Drug samples sold for profit
Thursday, November 15, 2007
Today's independent pharmacist is under enormous pressure from corporate chains like Wal-Mart, Walgreen's and Target.
Yet less-than-scrupulous pharmacists can access a black market of stolen samples of prescription drugs, which pharmaceutical companies send to doctors as thinly disguised marketing tools.
That's what authorities say a Paterson pharmacy owner named William Stracher did.
Bergen County Prosecutor John Molinelli said Stracher, a Vermont resident who owns Sussman Drugs, spent the past 10 years buying and reselling stolen drug samples such as Lipitor, Nexium and Effexor XR. He was arrested on Tuesday.
By paying a fraction of the actual cost of prescription drugs, a pharmacist could keep his or her business afloat without fear of competition. At least until the owner is caught.
The 65-year-old Stracher, who was charged with four counts of distributing illegally obtained prescription drugs, could face up to 10 years in prison if convicted on each charge. He is being held in the Bergen County Jail on S125,000 bail.
Luther Manning, a sales representative for Wyeth Pharmaceutical Co., also was arrested Tuesday on charges that he stole and sold samples of Effexor XR, an antidepressant, on the black market.
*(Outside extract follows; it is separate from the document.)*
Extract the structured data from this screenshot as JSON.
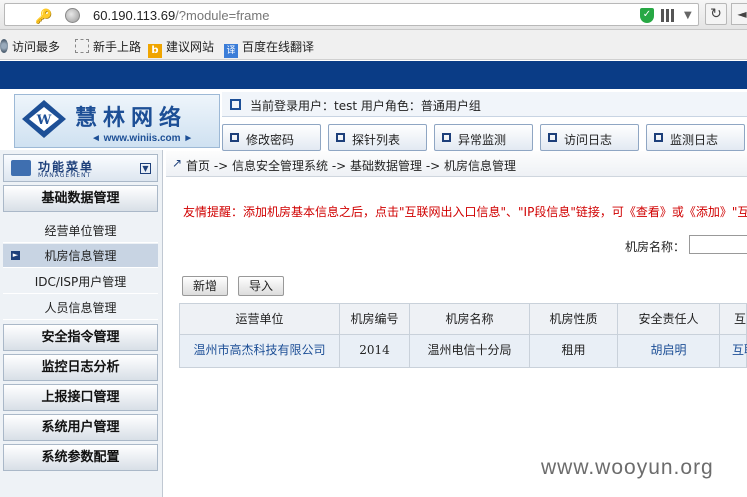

Wyeth maintains a storage facility in Hasbrouck Heights, from which "not for resale samples" were stolen.
Local pharmacists reacted to the two arrests by saying probably only one impulse motivates a pharmacist who risks everything to sell illegal drugs.
"Greed," said John Spenillo, pharmacist and owner of Melcon's Pharmacy in Hawthorne.
Certainly the Bergen County prosecutor's description of Stracher's illegal gains fits that impression. Molinelli said Stracher lived a lavish lifestyle, making millions and investing the cash in an impressive collection of baseball memorabilia.
When asked about those who might steal to keep their business afloat, some independent pharmacists said they would not be surprised if it occasionally happens.
"I guess it's not beyond the realm of possibility," said Randal Meglio, a pharmacist with Mort Jacobs Pharmacy in Paterson.
Independent pharmacy owners earn 90 percent of their revenue from filling prescriptions, according to a spokeswoman for the National Community Pharmacists Association, or NCPA.
Yet earning that money is a struggle when insurance companies stagger repayments and corporate chains receive purchasing deals not available to small pharmacies.
"It's a tough business to be in," Spenillo said. "We get paid the same price. We should able to buy for the same price."
Reselling prescription drug samples is illegal under the federal Prescription Drug Marketing Act of 1987, yet many people are caught each year violating the law.
Molinelli, who did not immediately return cell phone messages on Wednesday, has said he expects additional arrests will be made from the investigation, which was jointly conducted with the Food and Drug Administration and Department of Health and Human Services.
Lisa Camooso Miller, spokeswoman for the NCPA, said the overwhelming majority of pharmacists are honest people and have reputations beyond reproach. "These are small business owners fighting like mad every day to serve their community," she said.
Yet Lyle Shaw, a pharmacist with Farmacias del Pueblo II in Paterson, said he frequently read reports from the state Board of Pharmacy about pharmacists who lose their licenses for conducting illegal pharmaceutical sales, as well as letters warning about prescription forgery.
"Never a dull moment in the pharmacy," Shaw said